This chapter examines innovative choices in the design of governance arrangements made by two regional jurisdictions undergoing transitions to greater autonomy. In both Tobago and the Autonomous Region of Bangsamoro, negotiations between the regions and their central governments have long centred not only on issues of autonomy, but also on the more complex issue of how power will be exercised within the regional units. While the political systems in federal or devolved countries often broadly replicate the system of the ‘parent’ state, both Tobago and Bangsamoro, rather than being tied to historical precedence, have taken more novel approaches. Tobago has sought to reform the familiar system by using a method for constructing the second chamber of parliament that differs from that of the central government, while retaining the underlying logic of the principle of representation. Bangsamoro has in comparison, sought to reject the presidential system familiar to the Philippines and to instead introduce a quasi-parliamentary system of government.

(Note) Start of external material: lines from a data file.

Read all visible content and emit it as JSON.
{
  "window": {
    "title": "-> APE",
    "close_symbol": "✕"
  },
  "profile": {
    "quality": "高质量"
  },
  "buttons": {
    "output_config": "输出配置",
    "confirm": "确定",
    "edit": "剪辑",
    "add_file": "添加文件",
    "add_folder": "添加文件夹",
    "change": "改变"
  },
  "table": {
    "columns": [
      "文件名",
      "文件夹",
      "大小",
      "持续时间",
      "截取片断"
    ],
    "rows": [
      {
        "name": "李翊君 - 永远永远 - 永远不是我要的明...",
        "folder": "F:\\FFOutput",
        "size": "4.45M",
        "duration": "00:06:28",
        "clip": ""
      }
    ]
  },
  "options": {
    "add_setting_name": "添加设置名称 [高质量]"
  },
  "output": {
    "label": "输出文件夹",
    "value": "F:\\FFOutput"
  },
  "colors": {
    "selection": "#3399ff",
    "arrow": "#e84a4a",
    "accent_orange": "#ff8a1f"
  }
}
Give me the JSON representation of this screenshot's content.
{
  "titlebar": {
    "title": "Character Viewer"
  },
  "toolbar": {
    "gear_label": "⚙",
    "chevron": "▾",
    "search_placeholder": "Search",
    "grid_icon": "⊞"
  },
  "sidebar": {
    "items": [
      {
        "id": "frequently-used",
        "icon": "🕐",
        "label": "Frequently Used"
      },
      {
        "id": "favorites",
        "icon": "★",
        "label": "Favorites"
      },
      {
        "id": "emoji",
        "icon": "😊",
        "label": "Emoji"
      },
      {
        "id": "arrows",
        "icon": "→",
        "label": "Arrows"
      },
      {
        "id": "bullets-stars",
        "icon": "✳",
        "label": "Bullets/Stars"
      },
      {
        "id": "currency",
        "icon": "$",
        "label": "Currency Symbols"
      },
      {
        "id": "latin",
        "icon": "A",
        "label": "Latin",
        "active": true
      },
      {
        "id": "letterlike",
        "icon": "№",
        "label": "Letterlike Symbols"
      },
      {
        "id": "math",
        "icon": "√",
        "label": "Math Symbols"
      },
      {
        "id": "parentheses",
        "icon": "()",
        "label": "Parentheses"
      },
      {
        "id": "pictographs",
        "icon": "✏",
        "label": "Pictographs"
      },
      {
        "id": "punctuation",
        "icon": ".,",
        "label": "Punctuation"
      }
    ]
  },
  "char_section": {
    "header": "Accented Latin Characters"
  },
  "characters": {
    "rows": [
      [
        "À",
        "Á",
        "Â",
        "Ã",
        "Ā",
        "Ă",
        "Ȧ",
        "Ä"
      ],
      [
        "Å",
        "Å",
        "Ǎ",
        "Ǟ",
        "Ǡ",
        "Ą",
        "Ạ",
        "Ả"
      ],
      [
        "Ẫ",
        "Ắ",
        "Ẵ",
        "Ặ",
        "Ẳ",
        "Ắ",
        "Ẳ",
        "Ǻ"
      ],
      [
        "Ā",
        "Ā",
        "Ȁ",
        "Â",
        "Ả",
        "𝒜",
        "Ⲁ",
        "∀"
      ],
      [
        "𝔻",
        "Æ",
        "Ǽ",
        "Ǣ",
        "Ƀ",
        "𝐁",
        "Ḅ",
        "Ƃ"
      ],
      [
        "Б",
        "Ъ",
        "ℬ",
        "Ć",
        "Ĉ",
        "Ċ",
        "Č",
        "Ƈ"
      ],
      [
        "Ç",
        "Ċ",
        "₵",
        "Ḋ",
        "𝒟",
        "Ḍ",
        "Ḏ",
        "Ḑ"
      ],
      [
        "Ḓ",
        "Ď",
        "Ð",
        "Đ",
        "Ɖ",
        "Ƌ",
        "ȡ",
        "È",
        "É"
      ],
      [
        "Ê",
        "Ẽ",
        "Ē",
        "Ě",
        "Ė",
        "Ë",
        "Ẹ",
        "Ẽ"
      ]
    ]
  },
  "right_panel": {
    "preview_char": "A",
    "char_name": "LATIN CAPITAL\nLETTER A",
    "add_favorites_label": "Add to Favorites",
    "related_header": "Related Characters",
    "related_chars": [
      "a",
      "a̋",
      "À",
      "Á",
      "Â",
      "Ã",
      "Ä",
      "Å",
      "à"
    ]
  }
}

|Title of host publication||Annual Review of Constitution-Building|
|Place of Publication||Stockholm|
|Publisher||International Institute for Democracy and Electoral Assistance|
|Number of pages||12|
|Publication status||Published - 31 Dec 2020|